- Do everything within your power to prevent your kids from feeling pain. This includes any sort of discomfort, difficulty, or disappointment. Cover for them when they make mistakes. Insist teachers raise mediocre grades. That way, kids won’t learn how to rise to challenges or handle their mistakes themselves, and they will feel entitled to a life free from discomfort or disappointment. And when the going gets rough in the future, they’ll be more likely to find a way to lie or cheat their way out of the situation — or they’ll instantly start blaming others. (See # 4.)
- Give them money whenever they need it. This is easier than remembering to dole out allowance, helping them find a job, teaching them to manage their own money, or helping them understand the relative cost of all they things they desperately “need.”

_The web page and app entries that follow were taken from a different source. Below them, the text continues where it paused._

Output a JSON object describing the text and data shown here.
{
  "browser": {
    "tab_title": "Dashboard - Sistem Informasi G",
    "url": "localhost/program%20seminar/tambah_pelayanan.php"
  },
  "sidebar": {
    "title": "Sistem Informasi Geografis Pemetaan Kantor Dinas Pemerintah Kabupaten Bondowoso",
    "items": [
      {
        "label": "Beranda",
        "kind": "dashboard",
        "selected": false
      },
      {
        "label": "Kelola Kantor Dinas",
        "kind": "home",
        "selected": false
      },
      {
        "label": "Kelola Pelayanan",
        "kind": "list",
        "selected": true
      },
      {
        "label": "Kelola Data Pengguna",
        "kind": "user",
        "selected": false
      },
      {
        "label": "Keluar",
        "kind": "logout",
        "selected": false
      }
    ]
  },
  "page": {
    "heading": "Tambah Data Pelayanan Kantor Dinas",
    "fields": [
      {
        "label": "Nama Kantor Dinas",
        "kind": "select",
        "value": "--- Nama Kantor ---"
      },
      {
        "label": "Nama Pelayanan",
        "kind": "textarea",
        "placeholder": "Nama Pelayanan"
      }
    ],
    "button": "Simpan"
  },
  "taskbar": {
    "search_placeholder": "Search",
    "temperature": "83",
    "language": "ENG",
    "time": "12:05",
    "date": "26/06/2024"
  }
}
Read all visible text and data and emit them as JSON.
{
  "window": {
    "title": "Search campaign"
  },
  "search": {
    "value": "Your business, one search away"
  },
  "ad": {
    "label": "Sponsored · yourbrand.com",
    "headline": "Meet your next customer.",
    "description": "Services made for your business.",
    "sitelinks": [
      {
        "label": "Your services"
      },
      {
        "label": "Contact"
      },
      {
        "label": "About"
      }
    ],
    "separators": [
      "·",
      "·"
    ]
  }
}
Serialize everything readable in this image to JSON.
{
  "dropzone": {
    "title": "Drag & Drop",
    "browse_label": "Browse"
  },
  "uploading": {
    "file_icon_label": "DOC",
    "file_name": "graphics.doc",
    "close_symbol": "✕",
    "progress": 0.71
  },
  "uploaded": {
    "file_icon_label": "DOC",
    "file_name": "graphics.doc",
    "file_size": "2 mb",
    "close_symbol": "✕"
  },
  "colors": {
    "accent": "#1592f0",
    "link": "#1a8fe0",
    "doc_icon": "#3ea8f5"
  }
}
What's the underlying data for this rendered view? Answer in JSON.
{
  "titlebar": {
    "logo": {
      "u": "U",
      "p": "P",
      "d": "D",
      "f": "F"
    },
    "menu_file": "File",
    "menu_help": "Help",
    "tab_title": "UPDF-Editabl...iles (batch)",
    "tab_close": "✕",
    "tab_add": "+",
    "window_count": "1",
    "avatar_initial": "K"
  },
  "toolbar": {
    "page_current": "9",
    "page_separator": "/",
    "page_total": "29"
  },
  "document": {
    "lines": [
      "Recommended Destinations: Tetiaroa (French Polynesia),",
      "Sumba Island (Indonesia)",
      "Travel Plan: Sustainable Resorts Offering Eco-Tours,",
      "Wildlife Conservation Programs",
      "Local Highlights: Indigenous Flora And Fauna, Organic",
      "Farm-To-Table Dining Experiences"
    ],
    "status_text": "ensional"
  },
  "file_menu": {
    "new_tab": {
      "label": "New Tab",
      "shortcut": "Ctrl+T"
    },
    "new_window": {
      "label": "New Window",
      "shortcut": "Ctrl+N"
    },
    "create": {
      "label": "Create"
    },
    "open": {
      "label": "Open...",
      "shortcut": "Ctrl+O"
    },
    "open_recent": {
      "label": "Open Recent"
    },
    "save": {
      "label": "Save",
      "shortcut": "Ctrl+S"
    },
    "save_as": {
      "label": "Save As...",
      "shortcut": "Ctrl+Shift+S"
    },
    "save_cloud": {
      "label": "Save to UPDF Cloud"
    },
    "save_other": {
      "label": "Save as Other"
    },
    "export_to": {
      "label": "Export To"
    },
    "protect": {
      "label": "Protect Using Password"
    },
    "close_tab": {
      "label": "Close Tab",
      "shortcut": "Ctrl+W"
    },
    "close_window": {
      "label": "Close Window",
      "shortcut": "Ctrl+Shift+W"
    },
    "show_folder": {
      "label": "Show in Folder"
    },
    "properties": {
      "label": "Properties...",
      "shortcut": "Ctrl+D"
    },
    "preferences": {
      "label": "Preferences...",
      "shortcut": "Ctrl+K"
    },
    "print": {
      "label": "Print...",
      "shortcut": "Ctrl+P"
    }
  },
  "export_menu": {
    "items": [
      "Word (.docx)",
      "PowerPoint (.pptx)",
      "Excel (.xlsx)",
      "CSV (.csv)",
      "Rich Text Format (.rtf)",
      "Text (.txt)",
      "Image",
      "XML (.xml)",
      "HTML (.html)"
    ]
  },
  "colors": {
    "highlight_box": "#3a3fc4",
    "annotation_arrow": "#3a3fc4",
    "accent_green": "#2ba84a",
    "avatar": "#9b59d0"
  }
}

- Don’t insist kids write thank you notes. Kids are busy, and so are you (and we all know it is you that will be saddled with addressing and mailing the notes). People already know that kids are grateful for all they have and everything that receive; no need for them to learn how to express their appreciation in written form, especially given how much they already have going on.
- Make sure they never have to do an entry-level or minimum wage job. Boredom is uncomfortable (see # 7) and unnecessary these days. Working their way up in an organization is a waste of time if you can use your connections to help them start at the top; hopefully they’ll pick up a strong work-ethic from all the people around them that did earn their positions. (If they need cash, see # 8.) Bonus #1: Kids start to assume that all adults are willing to go the extra mile for them, and that they are entitled to skip the hard bits in life. Bonus #2: This will greatly reduce the odds that they’ll ever work in a service industry, or have the chance to work along side people different from them — and increase the odds that they’ll act superior and degrading to servers and cashiers everywhere.
- Above all, let them out of their chores around the house. Kids often have trouble managing their time; it is understandable if they are distracted by video games, Instagram, or 10,000 texts from their friends. Nothing is more relevant to adolescents than what is happening on their phones — remember, this is normal. They need to keep up with the social scene if they are to have friends and be accepted by their peer group. If they have homework, don’t compound their distraction or time-management issues by asking them to empty the dishwasher.
These techniques will ensure not just that your kid will be ill-mannered and entitled, but also possibly insecure, materialistic, anxious (or arrogant), and dependent. They definitely won’t develop the skills they need to sustain lasting and loyal friendships without your near constant interference, to handle stress and anxiety without drugs and alcohol, or to hold down a real job without your connections. What better way to shore up our family connections than to ensure that our kids always live with us?
***Does this post make you feel criticized? If so, please know that wasn’t my intention. (I don’t even believe in criticism; it doesn’t inspire behavior change.) I’ve written dozens of posts about how to raise grateful and compassionate children. This time, though, I thought I’d do something a little different and use humor to remind us how to be the best parents we can be. Many of us are parenting in a culture that makes it very easy to make these mistakes! Even so, we can raise kind kids with strong characters.***
Now THIS is a good idea!
“Either you run the day, or the day runs you.” — Anonymous